Meet the adorable Jack, a 10-week-old male Labrador who has had a bit of a bumpy start to life. Jack recently visited his local vets as his carer was concerned about his tiredness, his lack of appetite and the severe vomiting and diarrhoea he was suffering with. Jack’s brother also had similar symptoms, but Jack seemed far worse. Despite Jack’s local vet providing supportive care with intravenous fluids and antibiotics, Jack continued to deteriorate and was referred to our Emergency and Critical Care service.
When Jack arrived at the hospital, he was very subdued for such a young puppy. When we examined his belly (abdomen) it was clear Jack was in a lot of pain. To make Jack more comfortable, we gave him intravenous fluids, antibiotics, pain relief and anti-nausea medications. To investigate what may be causing this pain, we performed an ultrasound of Jack’s abdomen. The ultrasound showed he had a problem with his small intestine – a condition called intussusception. This occurs when one segment of the small intestine ‘telescopes’ inside another segment causing a blockage. This blockage causes a reduced blood flow, or for the blood supply to be cut off entirely, to that part of the intestine, and the tissue to die. This can be a life-threatening condition requiring emergency surgery to remove the affected gut.

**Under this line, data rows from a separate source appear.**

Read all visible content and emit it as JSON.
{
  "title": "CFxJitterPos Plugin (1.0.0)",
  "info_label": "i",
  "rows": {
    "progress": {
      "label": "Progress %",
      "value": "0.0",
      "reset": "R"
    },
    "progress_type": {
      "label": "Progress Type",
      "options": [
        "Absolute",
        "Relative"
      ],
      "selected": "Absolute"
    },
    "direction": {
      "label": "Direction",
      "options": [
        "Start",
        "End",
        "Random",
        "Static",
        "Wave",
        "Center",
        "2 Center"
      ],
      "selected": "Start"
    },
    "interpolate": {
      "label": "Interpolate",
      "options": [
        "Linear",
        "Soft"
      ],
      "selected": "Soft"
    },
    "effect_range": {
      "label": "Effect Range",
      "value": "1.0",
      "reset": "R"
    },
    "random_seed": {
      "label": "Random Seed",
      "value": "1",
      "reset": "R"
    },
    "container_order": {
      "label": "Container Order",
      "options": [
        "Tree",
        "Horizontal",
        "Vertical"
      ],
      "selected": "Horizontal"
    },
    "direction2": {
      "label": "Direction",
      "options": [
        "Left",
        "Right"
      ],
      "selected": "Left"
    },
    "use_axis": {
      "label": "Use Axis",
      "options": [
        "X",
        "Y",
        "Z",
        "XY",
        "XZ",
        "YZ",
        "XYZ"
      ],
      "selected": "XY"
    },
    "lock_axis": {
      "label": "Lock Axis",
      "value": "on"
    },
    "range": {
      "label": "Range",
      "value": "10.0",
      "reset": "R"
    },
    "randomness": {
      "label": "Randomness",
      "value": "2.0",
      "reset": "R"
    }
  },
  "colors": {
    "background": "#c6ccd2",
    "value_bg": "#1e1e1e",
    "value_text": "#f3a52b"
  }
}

Jack was therefore anaesthetised and prepped for surgery. Our Soft Tissue Surgery Team performed a procedure called an exploratory celiotomy. This is where we make an incision into the abdomen to examine all the internal contents. The intussusception was quickly identified. In some cases, the intussusception can be resolved by pulling the two parts of the intestine apart. However, in Jack’s case, a large portion of his small intestine was no longer viable. This meant we had to remove approximately 30 cm of his small intestine. The surgery went well, and Jack was transferred to our Dog ICU to continue his recovery.
Jack made an excellent recovery from such major surgery and like a typical Labrador, he was eating normally within 36 hours. Jack was discharged into his family’s care to continue his recovery.
There are many causes of intussusception including gastrointestinal disease due to parasites (e.g. worms), ingestion of foreign bodies as well as viruses. Thankfully in Jack’s case, the long-term prognosis is good and there should be no future consequences of the loss of such a large portion of his small intestine. Everyone at The Ralph is very pleased to hear that Jack continues to improve and is settling back into family life with his sibling!
Stay tuned for more tales from Team Ralph!